Last week it was announced that Army Sgt. 1st Class Leroy Arthur Petry would soon receive the Medal of Honor. Although there have been nine recipients of this award from the wars in Iraq and Afghanistan, Petry is only the second to have survived the combat action that earned him America's highest award for combat heroism.
As the secretary of the Congressional Medal of Honor Foundation, I am delighted that we now have two young men (Petry and Staff Sgt. Salvatore Giunta) who will, for many decades, join their fellow recipients in preserving the legacy of this iconic award.
The Medal of Honor is awarded to members of the Armed Forces who distinguish themselves conspicuously by gallantry and intrepidity above and beyond the call of duty.
The meritorious conduct must involve great personal bravery or self-sacrifice so conspicuous as to clearly distinguish the individual above his or her comrades and must have involved risk of life. There must be incontestable proof of the performance of the meritorious conduct, and each recommendation for the award must be considered on the standard of extraordinary merit.
During the combat action, Petry was shot through both legs. Fighting off the pain, he continued to engage a determined and aggressive enemy in an intense firefight. A live enemy grenade landed near two of Petry's fellow soldiers. Rather than diving for cover, Petry, ignoring his wounds, grabbed the grenade and tossed it away in order to protect his comrades-in-arms. As the grenade was leaving his hand, it exploded, blowing off Petry's right hand and causing other injuries. His quick and heroic action prevented the injury and possible death of his two buddies.
AS WE REFLECT on the extraordinary valor of this warrior -- he has had two combat tours in Iraq and six in Afghanistan -- it may be useful to look beyond Petry's combat action and examine the lives of his fellow recipients.
Many of these men, who have already given so much to America, are now devoting their lives to educate and inspire the youth of America. These humble heroes are very excited about being able to educate America's youth and to have an impact on the positive development of their character.
Four years ago, the General Electric Foundation gave a grant of $100,000 to the Congressional Medal of Honor Foundation. This relatively young foundation -- it was born in 1999 -- was created to further the legacy of the Medal of Honor.
This General Electric grant created a magic moment for the foundation and for America. It had a very specific purpose -- to incorporate the ideals of courage and selfless service into the curricula of middle schools and high school across America.
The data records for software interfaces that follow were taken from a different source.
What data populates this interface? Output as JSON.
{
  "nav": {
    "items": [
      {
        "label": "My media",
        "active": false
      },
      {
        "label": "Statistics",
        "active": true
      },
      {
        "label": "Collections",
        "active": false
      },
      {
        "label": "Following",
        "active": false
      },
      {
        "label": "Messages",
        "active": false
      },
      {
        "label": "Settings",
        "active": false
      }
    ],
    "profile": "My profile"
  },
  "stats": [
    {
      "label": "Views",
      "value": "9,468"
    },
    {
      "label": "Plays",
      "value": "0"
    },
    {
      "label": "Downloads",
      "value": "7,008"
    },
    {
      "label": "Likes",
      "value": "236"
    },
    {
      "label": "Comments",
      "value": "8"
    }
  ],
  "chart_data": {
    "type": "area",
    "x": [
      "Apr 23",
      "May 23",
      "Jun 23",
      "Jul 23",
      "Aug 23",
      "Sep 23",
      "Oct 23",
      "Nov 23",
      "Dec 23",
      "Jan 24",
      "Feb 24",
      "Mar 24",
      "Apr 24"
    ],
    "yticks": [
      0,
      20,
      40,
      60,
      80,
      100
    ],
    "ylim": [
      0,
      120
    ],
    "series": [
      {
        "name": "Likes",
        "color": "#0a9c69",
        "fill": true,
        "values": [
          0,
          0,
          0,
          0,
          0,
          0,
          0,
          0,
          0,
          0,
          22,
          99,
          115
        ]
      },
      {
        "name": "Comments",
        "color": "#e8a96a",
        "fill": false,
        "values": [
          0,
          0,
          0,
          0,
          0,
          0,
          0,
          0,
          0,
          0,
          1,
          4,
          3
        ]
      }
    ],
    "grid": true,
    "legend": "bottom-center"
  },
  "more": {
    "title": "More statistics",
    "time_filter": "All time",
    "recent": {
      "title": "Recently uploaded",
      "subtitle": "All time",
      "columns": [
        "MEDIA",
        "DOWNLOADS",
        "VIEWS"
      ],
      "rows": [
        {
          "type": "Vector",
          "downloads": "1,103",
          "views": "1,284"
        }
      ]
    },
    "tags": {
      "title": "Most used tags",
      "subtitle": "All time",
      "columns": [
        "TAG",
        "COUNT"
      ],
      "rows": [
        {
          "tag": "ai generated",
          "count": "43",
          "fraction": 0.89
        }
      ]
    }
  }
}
The purpose was simple -- to build character and promote responsible citizenship among tens of millions of American children, many of whom are in need of positive role models.
This flexible education program has been fully tested and is now ready for prime time. Short videos of the Medal of Honor recipients, together with carefully crafted lesson plans and study guides make for a very powerful program. Initial feedback from students and teachers has been very positive.
HIGHLIGHTS OF the program can be found on the Congressional Medal of Honor Foundation's website, www.cmohfoundation.org. When you get to the site, click on "Initiatives," then click on "Character Development Program" for middle- and high-school students. Anyone with questions should feel free to contact me directly at firstname.lastname@example.org, or (706) 399-9754.
Interested in meeting and visiting with a Medal of Honor recipient? Every year a recipient comes to Augusta to be the honored guest at a Boy Scout event just before Veterans Day. On Nov. 2 Joe Marm will be with us. Please contact the Boy Scout office at (706) 733-5277.
The earlier you make your reservations for the dinner, the better your seating location will be. I have already ordered my table and plan to invite both friends and wounded warriors to sit with me. Please feel free to follow my lead.
Would you like to assist the Congressional Medal of Honor Foundation in its important mission? I suggest you purchase some of the Congressional Medal of Honor Commemorative Coins. You will have four choices. I recommend either the proof gold coins or the proof silver coins. Proof coins are the finest quality of coin produced by the U.S. Mint. The coins are purchased from the U.S. Mint. Order online at www.usmint.gov/catalog or by calling the U.S. Mint at (800) USA-MINT (872-6468). Recently, I ordered a bunch of proof silver coins. They will make great gifts.
(The writer -- a retired U.S. Air Force major general -- is the president of the board of trustees of the Augusta Museum of History, and secretary of the Congressional Medal of Honor Foundation.)